▶ ABOUT THIS EXERCISE
Every entry is to be returned exactly as it stands; the pictures are to be dropped.

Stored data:
——

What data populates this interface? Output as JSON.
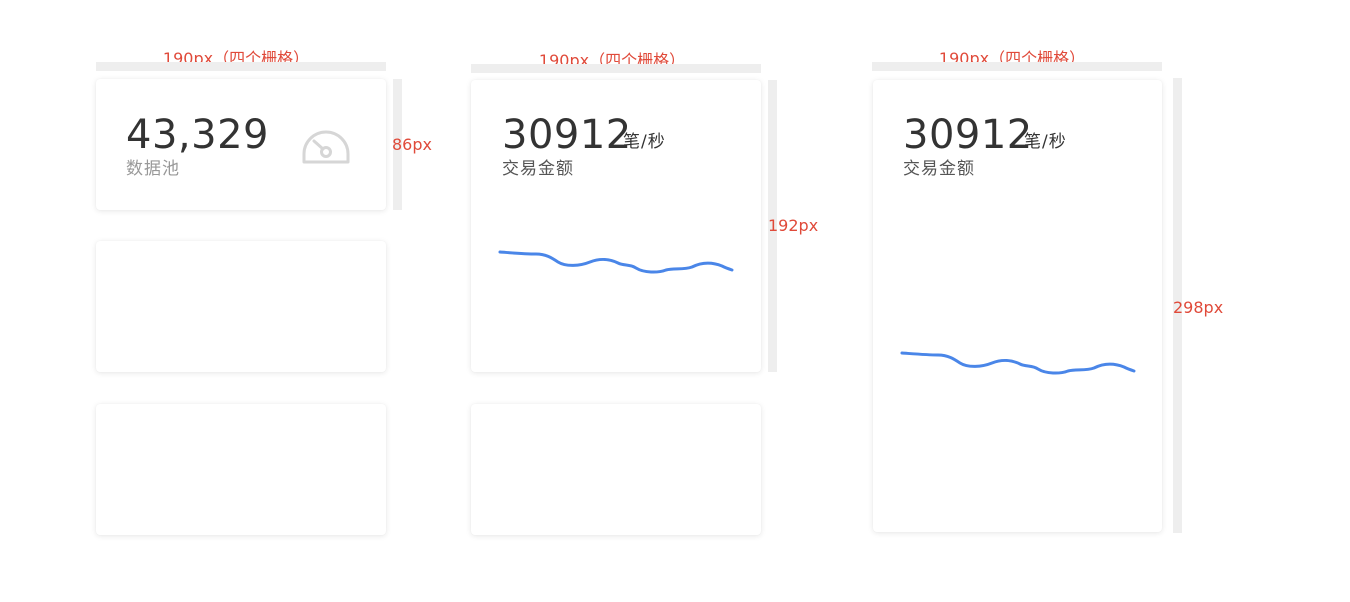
{
  "annotations": {
    "col1_width": "190px（四个栅格）",
    "col2_width": "190px（四个栅格）",
    "col3_width": "190px（四个栅格）",
    "h_small": "86px",
    "h_medium": "192px",
    "h_large": "298px"
  },
  "card_small": {
    "value": "43,329",
    "label": "数据池",
    "icon": "speedometer-icon"
  },
  "card_medium": {
    "value": "30912",
    "unit": "笔/秒",
    "label": "交易金额"
  },
  "card_large": {
    "value": "30912",
    "unit": "笔/秒",
    "label": "交易金额"
  },
  "colors": {
    "annotation": "#e04a3a",
    "sparkline": "#4a86e8",
    "guide": "#eeeeee"
  }
}
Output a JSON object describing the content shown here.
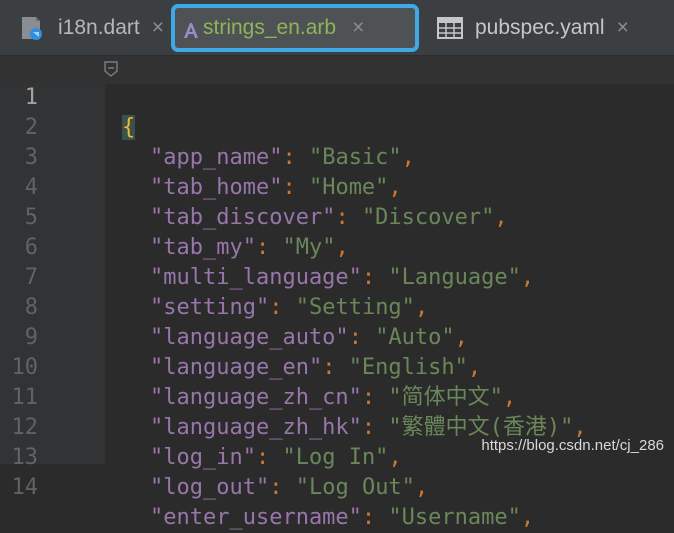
{
  "tabs": [
    {
      "label": "i18n.dart",
      "close": "×"
    },
    {
      "label": "strings_en.arb",
      "close": "×"
    },
    {
      "label": "pubspec.yaml",
      "close": "×"
    }
  ],
  "colors": {
    "active_tab_border": "#3fa9e6",
    "key": "#9876aa",
    "string": "#6a8759",
    "brace": "#e8ba36"
  },
  "editor": {
    "open_brace": "{",
    "lines": [
      {
        "num": "1"
      },
      {
        "num": "2",
        "key": "\"app_name\"",
        "value": "\"Basic\""
      },
      {
        "num": "3",
        "key": "\"tab_home\"",
        "value": "\"Home\""
      },
      {
        "num": "4",
        "key": "\"tab_discover\"",
        "value": "\"Discover\""
      },
      {
        "num": "5",
        "key": "\"tab_my\"",
        "value": "\"My\""
      },
      {
        "num": "6",
        "key": "\"multi_language\"",
        "value": "\"Language\""
      },
      {
        "num": "7",
        "key": "\"setting\"",
        "value": "\"Setting\""
      },
      {
        "num": "8",
        "key": "\"language_auto\"",
        "value": "\"Auto\""
      },
      {
        "num": "9",
        "key": "\"language_en\"",
        "value": "\"English\""
      },
      {
        "num": "10",
        "key": "\"language_zh_cn\"",
        "value": "\"简体中文\""
      },
      {
        "num": "11",
        "key": "\"language_zh_hk\"",
        "value": "\"繁體中文(香港)\""
      },
      {
        "num": "12",
        "key": "\"log_in\"",
        "value": "\"Log In\""
      },
      {
        "num": "13",
        "key": "\"log_out\"",
        "value": "\"Log Out\""
      },
      {
        "num": "14",
        "key": "\"enter_username\"",
        "value": "\"Username\""
      }
    ],
    "colon": ": ",
    "comma": ","
  },
  "watermark": "https://blog.csdn.net/cj_286"
}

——

▶ REPLY
What data populates this interface? Output as JSON.
{
  "annotations": {
    "col1_width": "190px（四个栅格）",
    "col2_width": "190px（四个栅格）",
    "col3_width": "190px（四个栅格）",
    "h_small": "86px",
    "h_medium": "192px",
    "h_large": "298px"
  },
  "card_small": {
    "value": "43,329",
    "label": "数据池",
    "icon": "speedometer-icon"
  },
  "card_medium": {
    "value": "30912",
    "unit": "笔/秒",
    "label": "交易金额"
  },
  "card_large": {
    "value": "30912",
    "unit": "笔/秒",
    "label": "交易金额"
  },
  "colors": {
    "annotation": "#e04a3a",
    "sparkline": "#4a86e8",
    "guide": "#eeeeee"
  }
}
Output a JSON object describing the content shown here.
{
  "tabs": [
    {
      "label": "i18n.dart",
      "close": "×"
    },
    {
      "label": "strings_en.arb",
      "close": "×"
    },
    {
      "label": "pubspec.yaml",
      "close": "×"
    }
  ],
  "colors": {
    "active_tab_border": "#3fa9e6",
    "key": "#9876aa",
    "string": "#6a8759",
    "brace": "#e8ba36"
  },
  "editor": {
    "open_brace": "{",
    "lines": [
      {
        "num": "1"
      },
      {
        "num": "2",
        "key": "\"app_name\"",
        "value": "\"Basic\""
      },
      {
        "num": "3",
        "key": "\"tab_home\"",
        "value": "\"Home\""
      },
      {
        "num": "4",
        "key": "\"tab_discover\"",
        "value": "\"Discover\""
      },
      {
        "num": "5",
        "key": "\"tab_my\"",
        "value": "\"My\""
      },
      {
        "num": "6",
        "key": "\"multi_language\"",
        "value": "\"Language\""
      },
      {
        "num": "7",
        "key": "\"setting\"",
        "value": "\"Setting\""
      },
      {
        "num": "8",
        "key": "\"language_auto\"",
        "value": "\"Auto\""
      },
      {
        "num": "9",
        "key": "\"language_en\"",
        "value": "\"English\""
      },
      {
        "num": "10",
        "key": "\"language_zh_cn\"",
        "value": "\"简体中文\""
      },
      {
        "num": "11",
        "key": "\"language_zh_hk\"",
        "value": "\"繁體中文(香港)\""
      },
      {
        "num": "12",
        "key": "\"log_in\"",
        "value": "\"Log In\""
      },
      {
        "num": "13",
        "key": "\"log_out\"",
        "value": "\"Log Out\""
      },
      {
        "num": "14",
        "key": "\"enter_username\"",
        "value": "\"Username\""
      }
    ],
    "colon": ": ",
    "comma": ","
  },
  "watermark": "https://blog.csdn.net/cj_286"
}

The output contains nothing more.